The problem: Your answer should be every line below that includes the word "Images".

********

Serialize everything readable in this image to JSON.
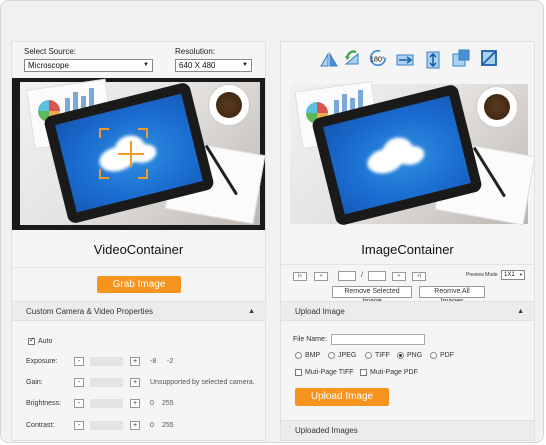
{
  "left": {
    "select_source_label": "Select Source:",
    "source_value": "Microscope",
    "resolution_label": "Resolution:",
    "resolution_value": "640 X 480",
    "video_title": "VideoContainer",
    "grab_button": "Grab Image",
    "camera_section": "Custom Camera & Video Properties",
    "auto_label": "Auto",
    "auto_checked": true,
    "rows": [
      {
        "label": "Exposure:",
        "minus": "-",
        "plus": "+",
        "min": "-8",
        "max": "-2",
        "note": ""
      },
      {
        "label": "Gain:",
        "minus": "-",
        "plus": "+",
        "min": "",
        "max": "",
        "note": "Unsupported by selected camera."
      },
      {
        "label": "Brightness:",
        "minus": "-",
        "plus": "+",
        "min": "0",
        "max": "255",
        "note": ""
      },
      {
        "label": "Contrast:",
        "minus": "-",
        "plus": "+",
        "min": "0",
        "max": "255",
        "note": ""
      }
    ]
  },
  "right": {
    "toolbar_icons": [
      "flip-horizontal-icon",
      "rotate-left-icon",
      "rotate-180-icon",
      "mirror-icon",
      "flip-vertical-icon",
      "resize-icon",
      "crop-icon"
    ],
    "rotate_180_label": "180°",
    "image_title": "ImageContainer",
    "nav": {
      "first": "|«",
      "prev": "«",
      "separator": "/",
      "next": "»",
      "last": "»|"
    },
    "preview_mode_label": "Preview Mode",
    "preview_mode_value": "1X1",
    "remove_selected": "Remove Selected Image",
    "remove_all": "Reomve All Images",
    "upload_section": "Upload Image",
    "file_name_label": "File Name:",
    "formats": [
      {
        "label": "BMP",
        "checked": false
      },
      {
        "label": "JPEG",
        "checked": false
      },
      {
        "label": "TIFF",
        "checked": false
      },
      {
        "label": "PNG",
        "checked": true
      },
      {
        "label": "PDF",
        "checked": false
      }
    ],
    "multipage": [
      {
        "label": "Muti-Page TIFF",
        "checked": false
      },
      {
        "label": "Muti-Page PDF",
        "checked": false
      }
    ],
    "upload_button": "Upload Image",
    "uploaded_images": "Uploaded Images"
  },
  "colors": {
    "accent": "#f7941d",
    "toolbar_blue": "#4a90d9"
  }
}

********

Exercise result:
    "remove_all": "Reomve All Images",
    "uploaded_images": "Uploaded Images"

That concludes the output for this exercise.